(Beginning of Data)

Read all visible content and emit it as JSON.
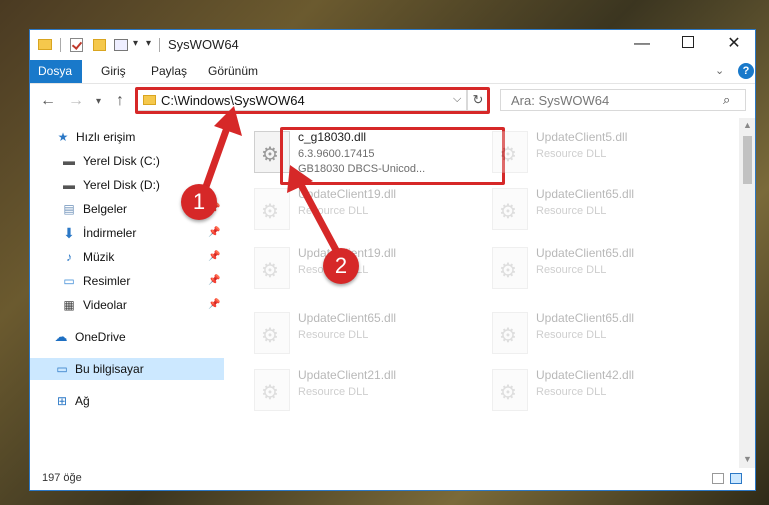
{
  "window": {
    "title": "SysWOW64"
  },
  "ribbon": {
    "tabs": [
      "Dosya",
      "Giriş",
      "Paylaş",
      "Görünüm"
    ],
    "accent": "#1979ca"
  },
  "nav": {
    "address": "C:\\Windows\\SysWOW64",
    "search_placeholder": "Ara: SysWOW64"
  },
  "sidebar": {
    "items": [
      {
        "label": "Hızlı erişim",
        "icon": "star-icon",
        "pinned": false
      },
      {
        "label": "Yerel Disk (C:)",
        "icon": "drive-icon",
        "pinned": false
      },
      {
        "label": "Yerel Disk (D:)",
        "icon": "drive-icon",
        "pinned": false
      },
      {
        "label": "Belgeler",
        "icon": "documents-icon",
        "pinned": true
      },
      {
        "label": "İndirmeler",
        "icon": "download-icon",
        "pinned": true
      },
      {
        "label": "Müzik",
        "icon": "music-icon",
        "pinned": true
      },
      {
        "label": "Resimler",
        "icon": "pictures-icon",
        "pinned": true
      },
      {
        "label": "Videolar",
        "icon": "video-icon",
        "pinned": true
      },
      {
        "label": "OneDrive",
        "icon": "cloud-icon",
        "pinned": false
      },
      {
        "label": "Bu bilgisayar",
        "icon": "computer-icon",
        "pinned": false,
        "selected": true
      },
      {
        "label": "Ağ",
        "icon": "network-icon",
        "pinned": false
      }
    ]
  },
  "files": {
    "highlighted": {
      "name": "c_g18030.dll",
      "version": "6.3.9600.17415",
      "description": "GB18030 DBCS-Unicod..."
    },
    "left_column": [
      {
        "name": "UpdateClient19.dll",
        "type": "Resource DLL"
      },
      {
        "name": "UpdateClient19.dll",
        "type": "Resource DLL"
      },
      {
        "name": "UpdateClient65.dll",
        "type": "Resource DLL"
      },
      {
        "name": "UpdateClient21.dll",
        "type": "Resource DLL"
      }
    ],
    "right_column": [
      {
        "name": "UpdateClient5.dll",
        "type": "Resource DLL"
      },
      {
        "name": "UpdateClient65.dll",
        "type": "Resource DLL"
      },
      {
        "name": "UpdateClient65.dll",
        "type": "Resource DLL"
      },
      {
        "name": "UpdateClient65.dll",
        "type": "Resource DLL"
      },
      {
        "name": "UpdateClient42.dll",
        "type": "Resource DLL"
      }
    ]
  },
  "status": {
    "count": "197 öğe"
  },
  "annotations": {
    "step1": "1",
    "step2": "2",
    "color": "#d62828"
  }
}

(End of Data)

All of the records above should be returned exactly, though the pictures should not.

**Response to the exercise**
Read all visible content and emit it as JSON.
{
  "window": {
    "title": "SysWOW64"
  },
  "ribbon": {
    "tabs": [
      "Dosya",
      "Giriş",
      "Paylaş",
      "Görünüm"
    ],
    "accent": "#1979ca"
  },
  "nav": {
    "address": "C:\\Windows\\SysWOW64",
    "search_placeholder": "Ara: SysWOW64"
  },
  "sidebar": {
    "items": [
      {
        "label": "Hızlı erişim",
        "icon": "star-icon",
        "pinned": false
      },
      {
        "label": "Yerel Disk (C:)",
        "icon": "drive-icon",
        "pinned": false
      },
      {
        "label": "Yerel Disk (D:)",
        "icon": "drive-icon",
        "pinned": false
      },
      {
        "label": "Belgeler",
        "icon": "documents-icon",
        "pinned": true
      },
      {
        "label": "İndirmeler",
        "icon": "download-icon",
        "pinned": true
      },
      {
        "label": "Müzik",
        "icon": "music-icon",
        "pinned": true
      },
      {
        "label": "Resimler",
        "icon": "pictures-icon",
        "pinned": true
      },
      {
        "label": "Videolar",
        "icon": "video-icon",
        "pinned": true
      },
      {
        "label": "OneDrive",
        "icon": "cloud-icon",
        "pinned": false
      },
      {
        "label": "Bu bilgisayar",
        "icon": "computer-icon",
        "pinned": false,
        "selected": true
      },
      {
        "label": "Ağ",
        "icon": "network-icon",
        "pinned": false
      }
    ]
  },
  "files": {
    "highlighted": {
      "name": "c_g18030.dll",
      "version": "6.3.9600.17415",
      "description": "GB18030 DBCS-Unicod..."
    },
    "left_column": [
      {
        "name": "UpdateClient19.dll",
        "type": "Resource DLL"
      },
      {
        "name": "UpdateClient19.dll",
        "type": "Resource DLL"
      },
      {
        "name": "UpdateClient65.dll",
        "type": "Resource DLL"
      },
      {
        "name": "UpdateClient21.dll",
        "type": "Resource DLL"
      }
    ],
    "right_column": [
      {
        "name": "UpdateClient5.dll",
        "type": "Resource DLL"
      },
      {
        "name": "UpdateClient65.dll",
        "type": "Resource DLL"
      },
      {
        "name": "UpdateClient65.dll",
        "type": "Resource DLL"
      },
      {
        "name": "UpdateClient65.dll",
        "type": "Resource DLL"
      },
      {
        "name": "UpdateClient42.dll",
        "type": "Resource DLL"
      }
    ]
  },
  "status": {
    "count": "197 öğe"
  },
  "annotations": {
    "step1": "1",
    "step2": "2",
    "color": "#d62828"
  }
}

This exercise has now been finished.